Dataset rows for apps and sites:
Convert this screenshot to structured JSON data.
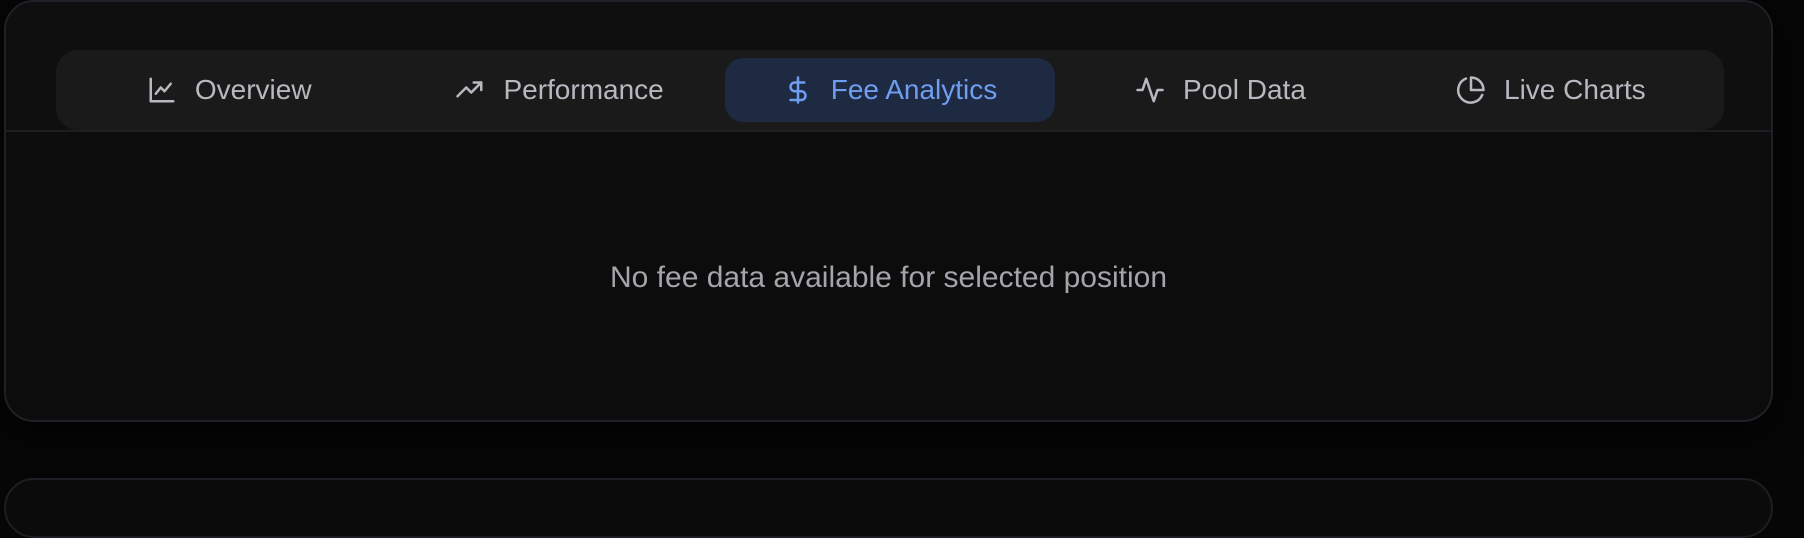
{
  "tabs": [
    {
      "label": "Overview",
      "icon": "line-chart-icon",
      "active": false
    },
    {
      "label": "Performance",
      "icon": "trending-up-icon",
      "active": false
    },
    {
      "label": "Fee Analytics",
      "icon": "dollar-icon",
      "active": true
    },
    {
      "label": "Pool Data",
      "icon": "activity-icon",
      "active": false
    },
    {
      "label": "Live Charts",
      "icon": "pie-chart-icon",
      "active": false
    }
  ],
  "content": {
    "empty_message": "No fee data available for selected position"
  },
  "colors": {
    "active_tab_bg": "#1e2942",
    "active_tab_text": "#6f9ef0",
    "tab_text": "#b7b9bf"
  }
}
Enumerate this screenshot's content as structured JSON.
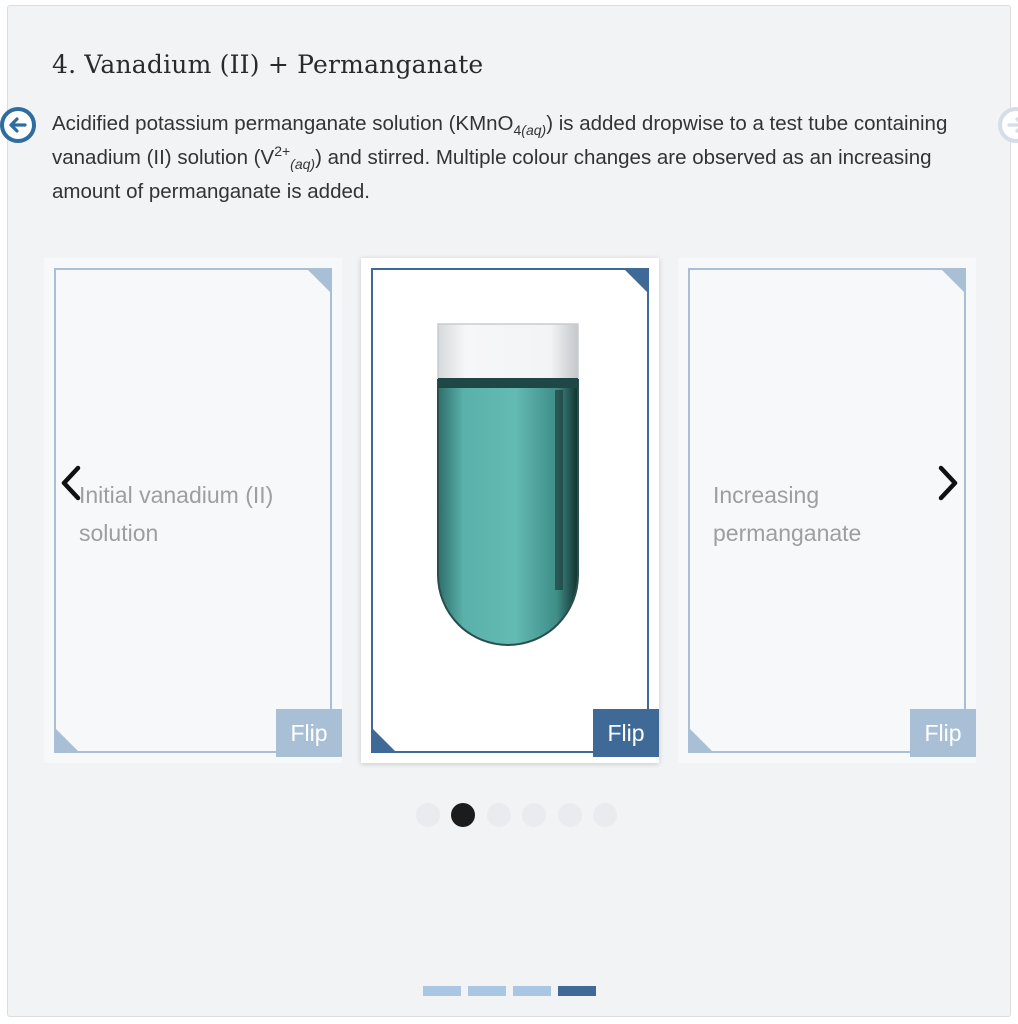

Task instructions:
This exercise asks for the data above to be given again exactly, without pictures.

Final answer:
Convert this screenshot to structured JSON data.
{
  "tabs": [
    {
      "label": "Overview",
      "icon": "line-chart-icon",
      "active": false
    },
    {
      "label": "Performance",
      "icon": "trending-up-icon",
      "active": false
    },
    {
      "label": "Fee Analytics",
      "icon": "dollar-icon",
      "active": true
    },
    {
      "label": "Pool Data",
      "icon": "activity-icon",
      "active": false
    },
    {
      "label": "Live Charts",
      "icon": "pie-chart-icon",
      "active": false
    }
  ],
  "content": {
    "empty_message": "No fee data available for selected position"
  },
  "colors": {
    "active_tab_bg": "#1e2942",
    "active_tab_text": "#6f9ef0",
    "tab_text": "#b7b9bf"
  }
}
Enumerate this screenshot's content as structured JSON.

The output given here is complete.